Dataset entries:
★ ★ ★ ★ ★
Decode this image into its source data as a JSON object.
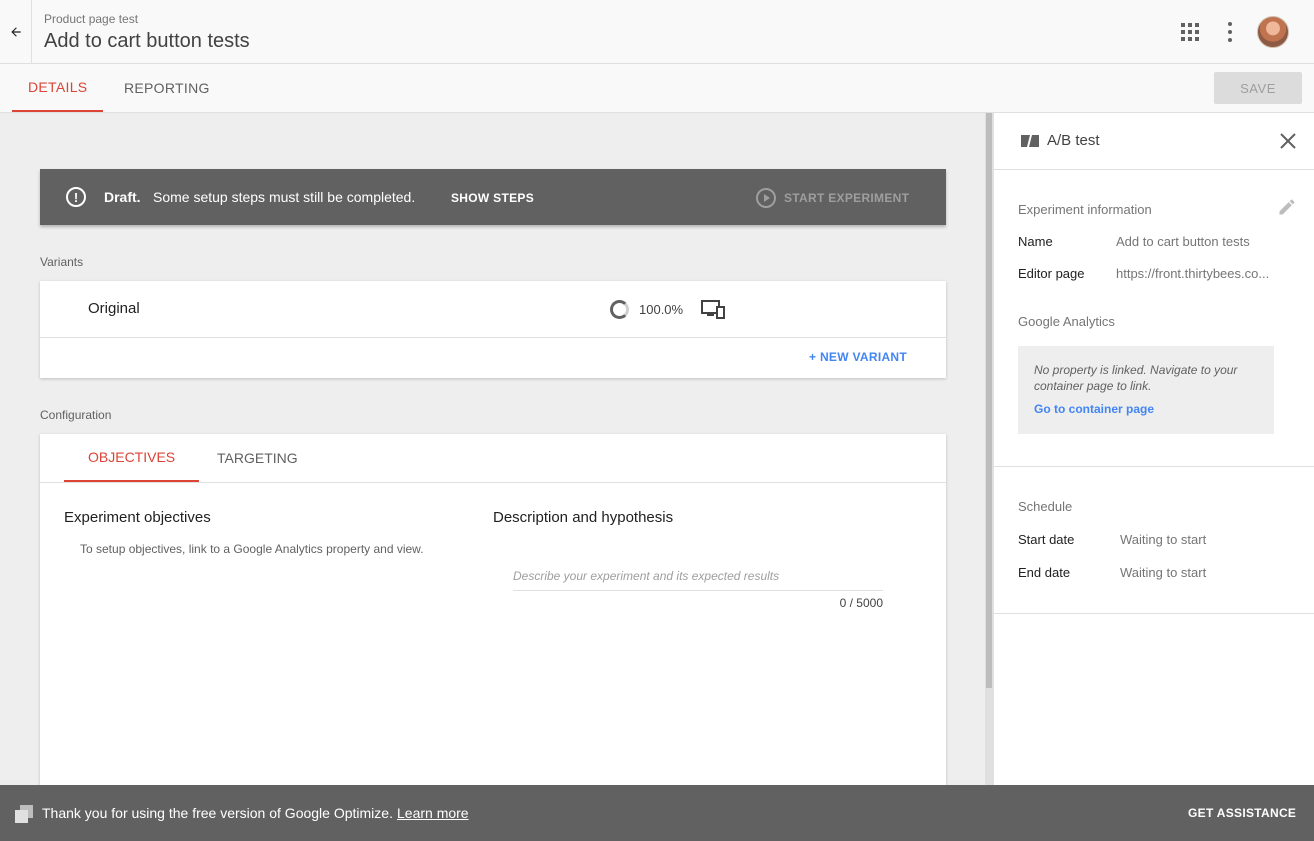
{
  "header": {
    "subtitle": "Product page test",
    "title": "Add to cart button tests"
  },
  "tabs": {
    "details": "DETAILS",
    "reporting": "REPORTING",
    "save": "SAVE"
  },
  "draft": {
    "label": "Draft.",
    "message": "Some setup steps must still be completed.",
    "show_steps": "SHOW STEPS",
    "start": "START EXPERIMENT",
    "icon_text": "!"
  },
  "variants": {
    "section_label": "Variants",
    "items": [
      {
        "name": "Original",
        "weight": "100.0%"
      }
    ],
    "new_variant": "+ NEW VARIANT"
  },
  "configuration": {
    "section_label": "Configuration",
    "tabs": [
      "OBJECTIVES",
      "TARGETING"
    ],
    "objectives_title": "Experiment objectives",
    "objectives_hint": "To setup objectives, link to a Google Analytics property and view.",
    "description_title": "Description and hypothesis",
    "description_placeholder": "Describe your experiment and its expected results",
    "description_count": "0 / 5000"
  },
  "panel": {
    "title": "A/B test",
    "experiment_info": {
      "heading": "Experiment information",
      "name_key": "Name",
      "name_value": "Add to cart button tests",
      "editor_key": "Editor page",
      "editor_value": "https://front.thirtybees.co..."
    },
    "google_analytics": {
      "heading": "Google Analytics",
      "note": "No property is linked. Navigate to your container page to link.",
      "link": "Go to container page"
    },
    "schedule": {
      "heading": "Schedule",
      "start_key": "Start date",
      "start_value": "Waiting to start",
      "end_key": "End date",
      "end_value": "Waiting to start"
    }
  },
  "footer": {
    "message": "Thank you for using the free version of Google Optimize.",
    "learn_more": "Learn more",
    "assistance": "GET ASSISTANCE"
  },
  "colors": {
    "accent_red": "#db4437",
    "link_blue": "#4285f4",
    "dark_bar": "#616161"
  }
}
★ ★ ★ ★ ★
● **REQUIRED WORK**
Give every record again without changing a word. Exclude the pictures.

● **RESPONSE BOX**
Decode this image into its source data as a JSON object.
{
  "header": {
    "subtitle": "Product page test",
    "title": "Add to cart button tests"
  },
  "tabs": {
    "details": "DETAILS",
    "reporting": "REPORTING",
    "save": "SAVE"
  },
  "draft": {
    "label": "Draft.",
    "message": "Some setup steps must still be completed.",
    "show_steps": "SHOW STEPS",
    "start": "START EXPERIMENT",
    "icon_text": "!"
  },
  "variants": {
    "section_label": "Variants",
    "items": [
      {
        "name": "Original",
        "weight": "100.0%"
      }
    ],
    "new_variant": "+ NEW VARIANT"
  },
  "configuration": {
    "section_label": "Configuration",
    "tabs": [
      "OBJECTIVES",
      "TARGETING"
    ],
    "objectives_title": "Experiment objectives",
    "objectives_hint": "To setup objectives, link to a Google Analytics property and view.",
    "description_title": "Description and hypothesis",
    "description_placeholder": "Describe your experiment and its expected results",
    "description_count": "0 / 5000"
  },
  "panel": {
    "title": "A/B test",
    "experiment_info": {
      "heading": "Experiment information",
      "name_key": "Name",
      "name_value": "Add to cart button tests",
      "editor_key": "Editor page",
      "editor_value": "https://front.thirtybees.co..."
    },
    "google_analytics": {
      "heading": "Google Analytics",
      "note": "No property is linked. Navigate to your container page to link.",
      "link": "Go to container page"
    },
    "schedule": {
      "heading": "Schedule",
      "start_key": "Start date",
      "start_value": "Waiting to start",
      "end_key": "End date",
      "end_value": "Waiting to start"
    }
  },
  "footer": {
    "message": "Thank you for using the free version of Google Optimize.",
    "learn_more": "Learn more",
    "assistance": "GET ASSISTANCE"
  },
  "colors": {
    "accent_red": "#db4437",
    "link_blue": "#4285f4",
    "dark_bar": "#616161"
  }
}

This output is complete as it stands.